Problem requirements
Copy every line of the data below exactly as given, except for the pictures.

Stored data:
━━━━━━━━━━━━━━━━━━━━

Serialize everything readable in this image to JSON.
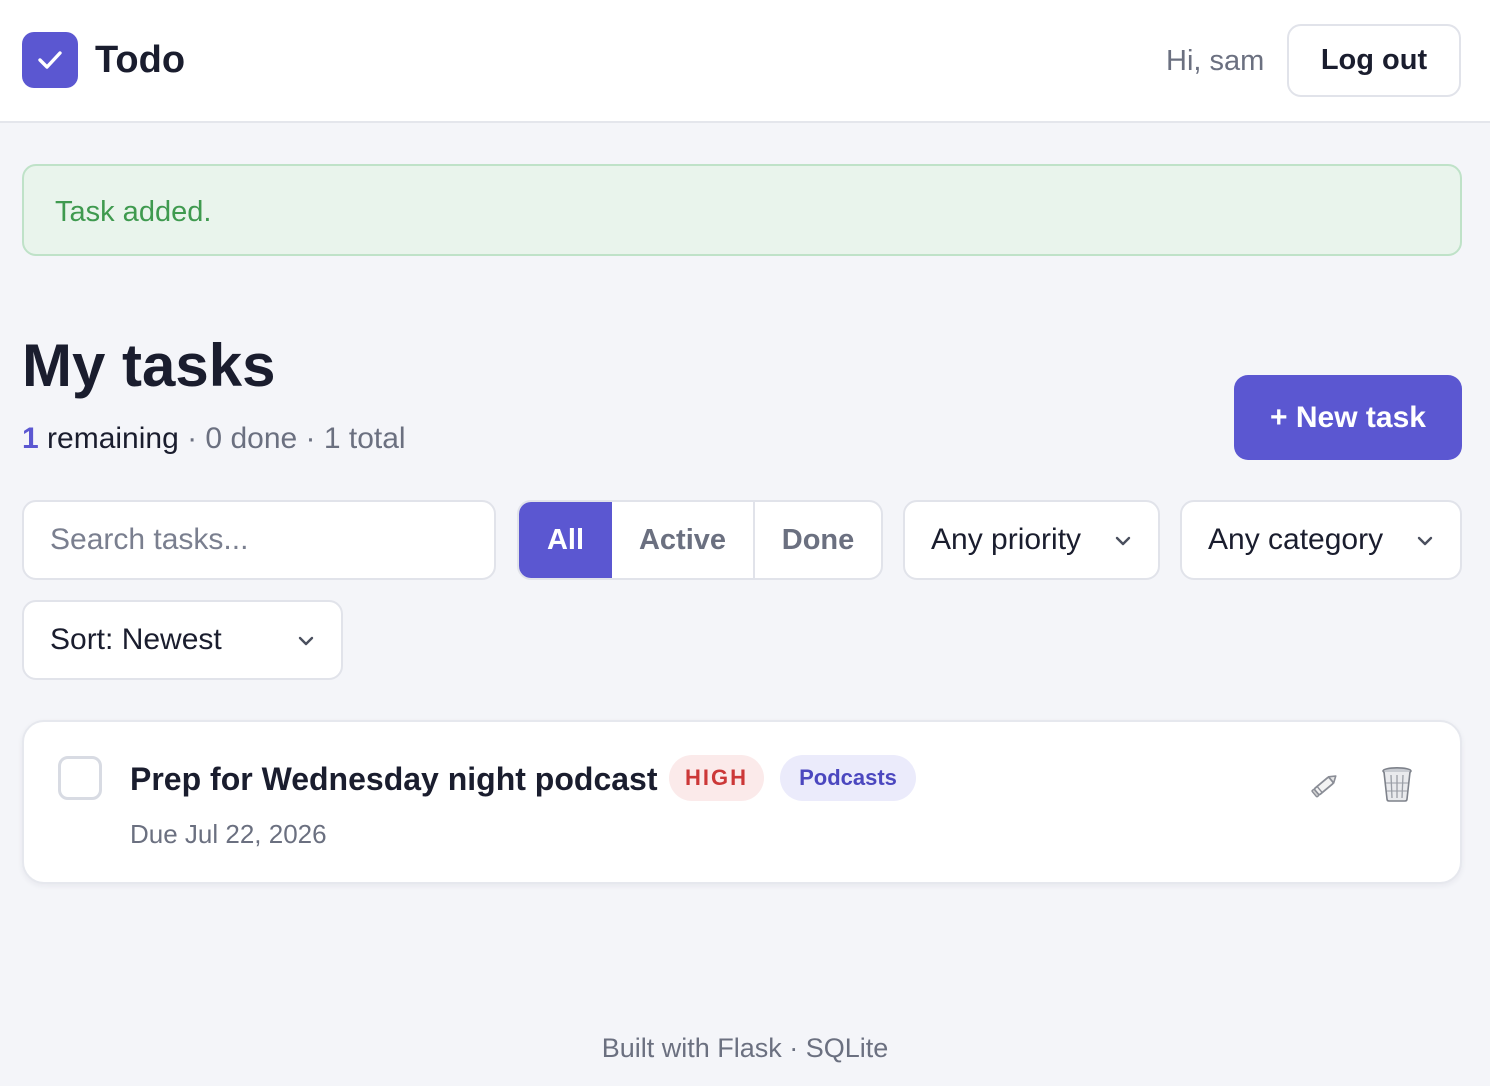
{
  "header": {
    "app_title": "Todo",
    "greeting": "Hi, sam",
    "logout_label": "Log out"
  },
  "flash": {
    "message": "Task added."
  },
  "main": {
    "title": "My tasks",
    "summary": {
      "remaining_count": "1",
      "remaining_label": "remaining",
      "rest": "· 0 done · 1 total"
    },
    "new_task_label": "+ New task"
  },
  "filters": {
    "search_placeholder": "Search tasks...",
    "status_tabs": [
      "All",
      "Active",
      "Done"
    ],
    "selected_status": "All",
    "priority_selected": "Any priority",
    "category_selected": "Any category",
    "sort_selected": "Sort: Newest"
  },
  "tasks": [
    {
      "title": "Prep for Wednesday night podcast",
      "priority": "HIGH",
      "category": "Podcasts",
      "due": "Due Jul 22, 2026",
      "completed": false
    }
  ],
  "icons": {
    "logo": "check-icon",
    "edit": "pencil-icon",
    "delete": "trash-icon",
    "dropdown": "chevron-down-icon"
  },
  "colors": {
    "accent": "#5b57d1",
    "success_bg": "#e9f4ec",
    "success_text": "#3f9a4f",
    "high_bg": "#fbeaea",
    "high_text": "#cc3838",
    "category_bg": "#ebebfb",
    "category_text": "#4b47bf"
  },
  "footer": {
    "text": "Built with Flask · SQLite"
  }
}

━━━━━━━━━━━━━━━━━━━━

Response area
Serialize everything readable in this image to JSON.
{
  "header": {
    "app_title": "Todo",
    "greeting": "Hi, sam",
    "logout_label": "Log out"
  },
  "flash": {
    "message": "Task added."
  },
  "main": {
    "title": "My tasks",
    "summary": {
      "remaining_count": "1",
      "remaining_label": "remaining",
      "rest": "· 0 done · 1 total"
    },
    "new_task_label": "+ New task"
  },
  "filters": {
    "search_placeholder": "Search tasks...",
    "status_tabs": [
      "All",
      "Active",
      "Done"
    ],
    "selected_status": "All",
    "priority_selected": "Any priority",
    "category_selected": "Any category",
    "sort_selected": "Sort: Newest"
  },
  "tasks": [
    {
      "title": "Prep for Wednesday night podcast",
      "priority": "HIGH",
      "category": "Podcasts",
      "due": "Due Jul 22, 2026",
      "completed": false
    }
  ],
  "icons": {
    "logo": "check-icon",
    "edit": "pencil-icon",
    "delete": "trash-icon",
    "dropdown": "chevron-down-icon"
  },
  "colors": {
    "accent": "#5b57d1",
    "success_bg": "#e9f4ec",
    "success_text": "#3f9a4f",
    "high_bg": "#fbeaea",
    "high_text": "#cc3838",
    "category_bg": "#ebebfb",
    "category_text": "#4b47bf"
  },
  "footer": {
    "text": "Built with Flask · SQLite"
  }
}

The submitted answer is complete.